Russian Poultry Customers Hear Message of USSEC Support, Latest Trends in Broiler Farming Standards, Nutrition and Feeding
In a continuation of the past years’ efforts to maintain and develop relationships with Russian poultry end users, USSEC accepted the Russian Poultry Institute (VNITIP) invitation to attend a major poultry seminar.
Dr. Iani Chihaia, USSEC consultant – South East Europe & Greece, accompanied by local consultant Dr. Maria Domoroshchenkova, attended the Poultry Seminar hosted at VNITIP headquarters, in Sergiev Posad, Moscow Region, Russia, in mid November.
The seminar was focused on the feeding of modern poultry genotypes, modern technologies in feed manufacturing, safety and quality control in feed, premixes and feed additives. With such an interesting agenda, USSEC had the opportunity to position, emphasize, and increase awareness on U.S. soy nutritional attributes and value in the European poultry industry context, where the ongoing, fast changes in production, feeding, and nutrition practices are driven by marketing, certification systems, and animal welfare standards.
Russia is the world’s fourth largest producer of poultry meat and the sixth largest producer of eggs. Local poultry farms are the principal users of soy compared to other animal producers.
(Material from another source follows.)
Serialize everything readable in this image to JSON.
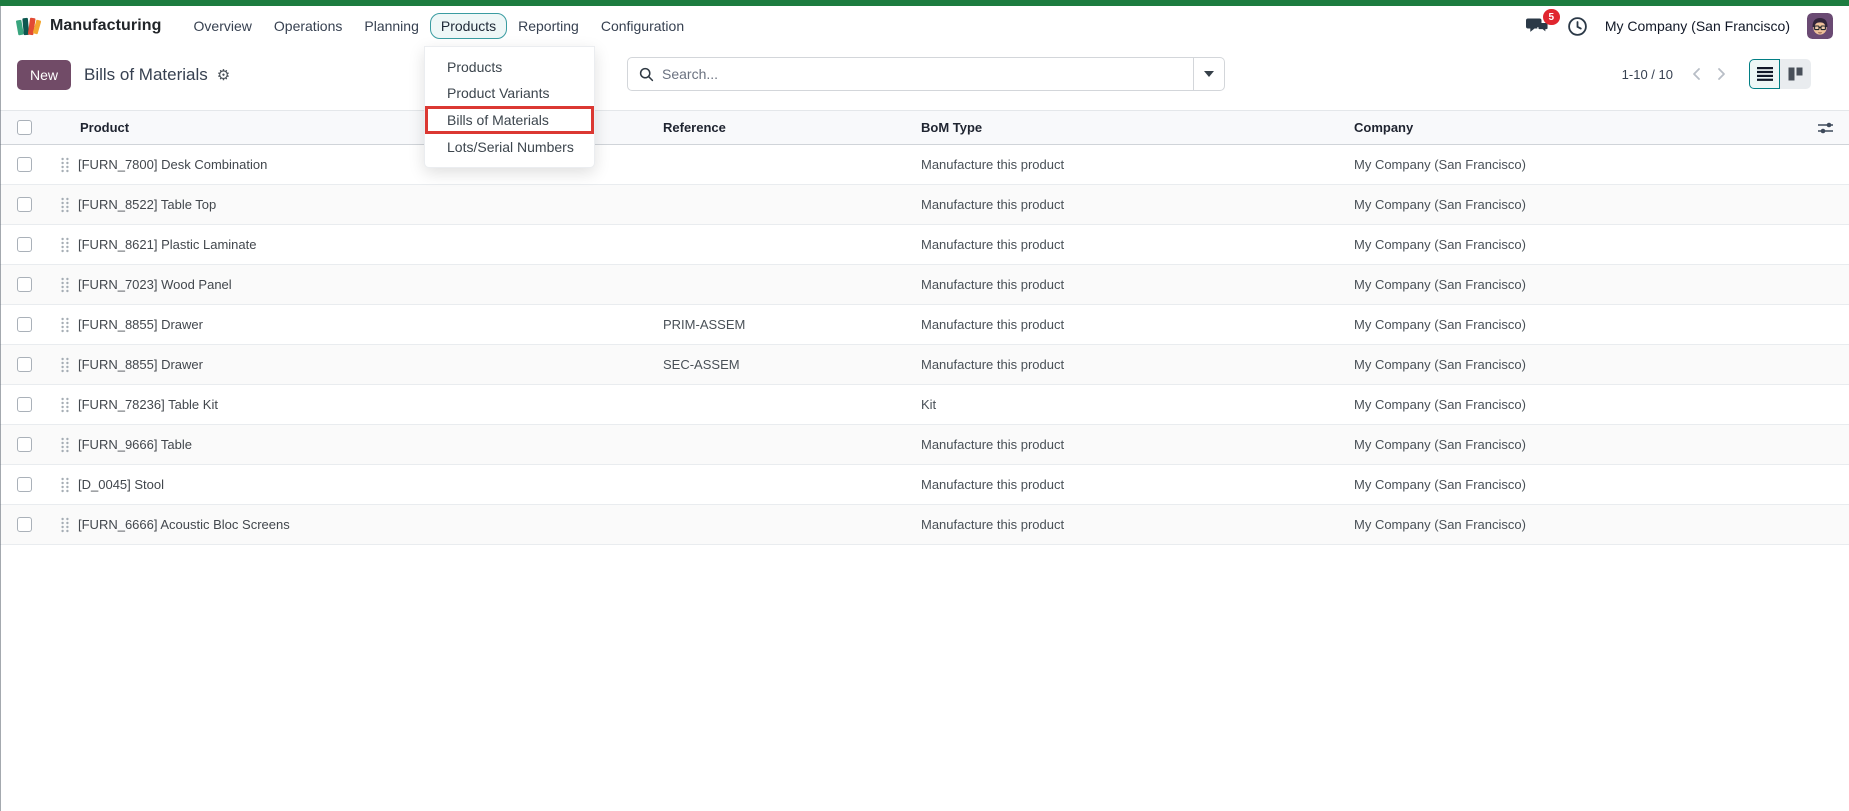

USSEC marketing efforts are beneficial for the promotion of soybean meal and other soy additives in poultry feeding programs at nutritionally recommended levels, which is expected to eventually contribute to the growth of demand for U.S. Soy.
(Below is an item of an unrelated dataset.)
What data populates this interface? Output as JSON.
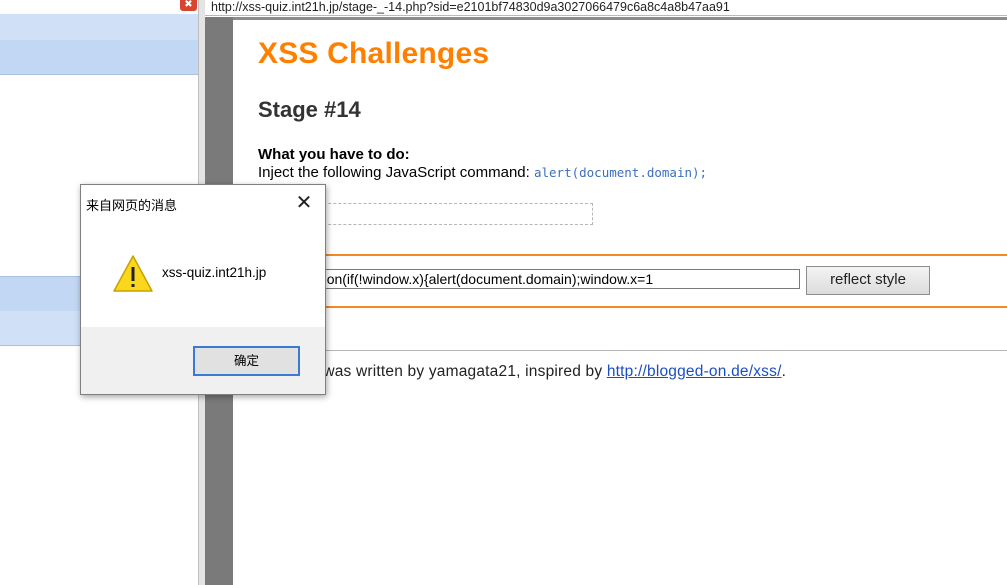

Dr. Chihaia’s presentation “Broiler Nutrition and Feeding Consideration in the Era of Marketing Driven Poultry Production” introduced a practical approach on how to maintain poultry performances and profitability under two current European practices: antibiotic free and slow growing broiler production.
“In recent years, several research groups demonstrated through feeding trials that ingredients’ protein quality and intestinal health go hand-in-hand. The well-known research and commercially proved advantages of U.S. Soy have to be considered by the poultry nutritionists and incorporated into the broiler feed. Particularly, U.S. Soy’s better amino acids digestibility allows reduction in crude protein, in digestible amino acids, and eventually is lowering the feed cost,” stated Dr. Chihaia. This approach will help to reduce the risk of intestinal tract disorders because there is no fermentation in to the hindgut, he emphasized.
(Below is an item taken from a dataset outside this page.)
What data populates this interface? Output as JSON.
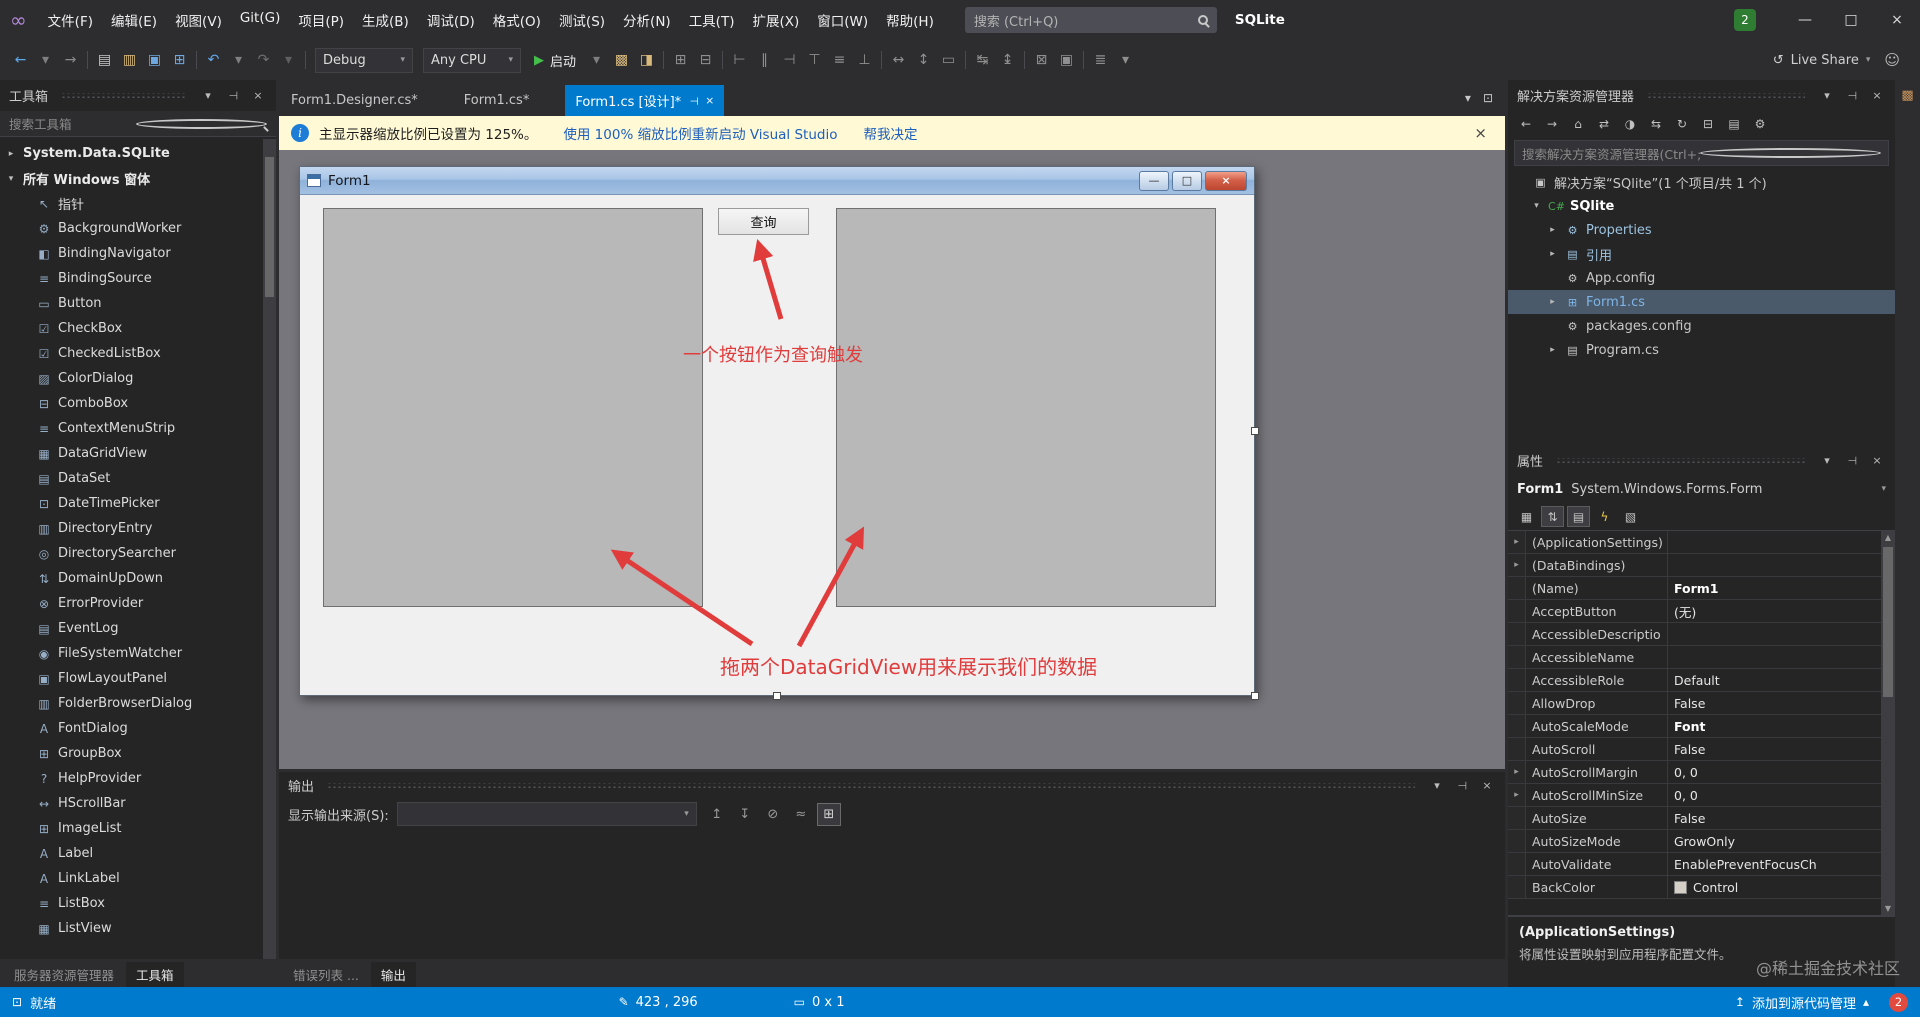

Current European standards, certification systems, and marketing trends impacting the broiler meat industry were also introduced to the audience. “The early adopters of the new standards proved to win simply because the new production west EU systems in broiler production are generating diversification and even if the production costs are increasing, there is a positive effect on encouraging the domestic broiler production in each country, where system implemented. Refocusing on the domestic market should be taken into account by the Russian poultry producers because only 10 – 15 percent from the broiler meat produced around the world is exported,” added Dr. Chihaia.
“I truly enjoyed the time and visiting with the VNITIP on behalf of USSEC. It has been an excellent opportunity to really connect with researchers and professionals from the Russian poultry industry. People were very friendly and the attendance was the perfect size for networking. Thank you for holding this seminar and making me feel so welcome. I’m looking forward to the near future events,” said Dr. Chihaia in his final remarks.
In return, the managers and leading specialists of the Russian Poultry Institute thanked USSEC’s contribution offered to the event. Dr. Manukyan said that the institute highly values the long-term relationships and support of USSEC and that the seminar attendees were exceptionally interested in information delivered by Dr. Chihaia.
Academician Vladimir Fisinin, the Scientific Leader of the Poultry Center, is the President of the Russian and Eurasian Poultry Unions, the President of the Russian National Committee of the World Poultry Science Association, and one of the most respected and known Russian specialists in the poultry area, delivered a lecture on the second day of the seminar. He extracted excellent insights from research and worldwide trends to deliver a deep understanding of the world poultry industry to be able to aid poultry research and commercial industry professionals in identifying strategic gaps and opportunities in poultry production.